In the previous post, I mentioned that I took a Myers-Briggs personality test at work and found that I am an INFP. A certain part of the profile I received makes me wonder: there's a list of famous INFPs at the end. Now, it's safe to assume that they didn't actually have these famous people take the test, but I guess I'm okay with labeling some of them as INFPs, because we have plenty of evidence to support what these people's personalities were like (these include Oscar Wilde, Mr. Rogers, Princess Di, Kurt Cobain, Carl Rogers, and Neil Diamond, in case you care). Some, however, (Mary, the mother of Jesus? Homer? St. Luke? St. John? Virgil?) are quite sketchy.
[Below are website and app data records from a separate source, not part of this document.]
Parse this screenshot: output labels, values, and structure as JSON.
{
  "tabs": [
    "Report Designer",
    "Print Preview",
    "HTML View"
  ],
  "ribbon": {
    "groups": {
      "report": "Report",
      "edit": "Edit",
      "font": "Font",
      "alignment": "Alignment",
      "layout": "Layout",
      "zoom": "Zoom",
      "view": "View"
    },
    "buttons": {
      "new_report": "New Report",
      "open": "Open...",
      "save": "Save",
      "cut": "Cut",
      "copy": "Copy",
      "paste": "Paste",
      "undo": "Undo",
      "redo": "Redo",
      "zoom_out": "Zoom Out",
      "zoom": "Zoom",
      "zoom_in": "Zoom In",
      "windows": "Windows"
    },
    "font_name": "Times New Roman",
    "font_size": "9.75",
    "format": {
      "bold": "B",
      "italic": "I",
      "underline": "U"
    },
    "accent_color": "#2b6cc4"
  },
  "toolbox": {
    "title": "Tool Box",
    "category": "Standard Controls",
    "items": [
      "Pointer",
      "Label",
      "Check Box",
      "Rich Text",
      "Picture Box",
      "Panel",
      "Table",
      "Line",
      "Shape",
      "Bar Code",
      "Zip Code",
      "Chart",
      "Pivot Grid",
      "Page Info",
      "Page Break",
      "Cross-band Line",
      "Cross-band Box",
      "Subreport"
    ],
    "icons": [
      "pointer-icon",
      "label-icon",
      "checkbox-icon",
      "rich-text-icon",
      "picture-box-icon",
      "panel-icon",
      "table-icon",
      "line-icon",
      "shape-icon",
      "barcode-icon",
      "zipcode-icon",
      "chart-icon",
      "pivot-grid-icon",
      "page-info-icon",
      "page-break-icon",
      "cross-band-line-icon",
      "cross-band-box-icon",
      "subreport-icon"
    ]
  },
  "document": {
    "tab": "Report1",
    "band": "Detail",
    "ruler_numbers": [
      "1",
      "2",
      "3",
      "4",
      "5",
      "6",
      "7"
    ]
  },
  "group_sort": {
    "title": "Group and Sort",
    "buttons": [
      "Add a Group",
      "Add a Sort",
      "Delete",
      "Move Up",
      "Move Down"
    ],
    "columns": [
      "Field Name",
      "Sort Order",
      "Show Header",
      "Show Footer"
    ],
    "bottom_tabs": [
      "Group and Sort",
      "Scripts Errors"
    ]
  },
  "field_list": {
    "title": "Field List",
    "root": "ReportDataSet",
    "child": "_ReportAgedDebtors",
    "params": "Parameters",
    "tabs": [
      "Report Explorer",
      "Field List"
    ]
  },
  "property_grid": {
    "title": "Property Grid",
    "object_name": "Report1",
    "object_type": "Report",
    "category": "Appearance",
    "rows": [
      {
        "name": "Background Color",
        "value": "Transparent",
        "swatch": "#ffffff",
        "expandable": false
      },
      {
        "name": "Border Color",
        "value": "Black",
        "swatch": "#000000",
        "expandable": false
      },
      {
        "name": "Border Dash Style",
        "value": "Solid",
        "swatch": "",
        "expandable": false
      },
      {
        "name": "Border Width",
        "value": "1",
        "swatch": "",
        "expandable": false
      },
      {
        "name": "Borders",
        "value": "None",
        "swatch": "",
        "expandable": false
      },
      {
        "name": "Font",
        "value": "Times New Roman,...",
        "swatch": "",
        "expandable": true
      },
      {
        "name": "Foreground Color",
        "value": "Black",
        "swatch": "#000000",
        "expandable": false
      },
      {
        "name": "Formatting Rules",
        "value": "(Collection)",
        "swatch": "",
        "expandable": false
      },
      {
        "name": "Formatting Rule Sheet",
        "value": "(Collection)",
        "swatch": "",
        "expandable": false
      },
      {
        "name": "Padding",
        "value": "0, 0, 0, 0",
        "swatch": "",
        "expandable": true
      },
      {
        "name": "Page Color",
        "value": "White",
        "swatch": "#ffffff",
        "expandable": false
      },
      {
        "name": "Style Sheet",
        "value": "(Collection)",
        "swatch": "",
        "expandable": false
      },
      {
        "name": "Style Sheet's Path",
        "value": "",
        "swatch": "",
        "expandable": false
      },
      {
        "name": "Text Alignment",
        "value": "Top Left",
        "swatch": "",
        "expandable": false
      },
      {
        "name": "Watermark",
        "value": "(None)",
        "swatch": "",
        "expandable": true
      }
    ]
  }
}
When a person's biography starts out with something like "Legend has it that...", there's no way we have enough information that we can assign one of sixteen Myers-Briggs personality types to them. So dumb.
But I suppose they probably just put these things at the end so that you feel good about yourself anyway ("This person was successful and we had the same personality type, so I can be successful, too!"). It's kind of like the Matchmaker things in high school (remember those, you former Burroughs students reading this?), when they tell you that you are compatible with Josh Hartnett (I'm pretty sure that's who I got one of those years), so that you can feel okay about the fact that everyone on the actual-human-beings section of your list is either a huge nerd or someone you know nothing about.
Man, I think I have my Matchmakers in my old yearbooks at home somewhere. I'll have to remember to look at those next time I'm in Ridgecrest. All I remember is Spencer Witt was #10 on my list in 10th grade and he didn't believe me because I wasn't on his list and I had to explain to him why I could have him on my list but not be on his list and he somehow couldn't get it and it infuriated me. Also, I would always have the Mormon boys, which also infuriated me but I'm not really sure why.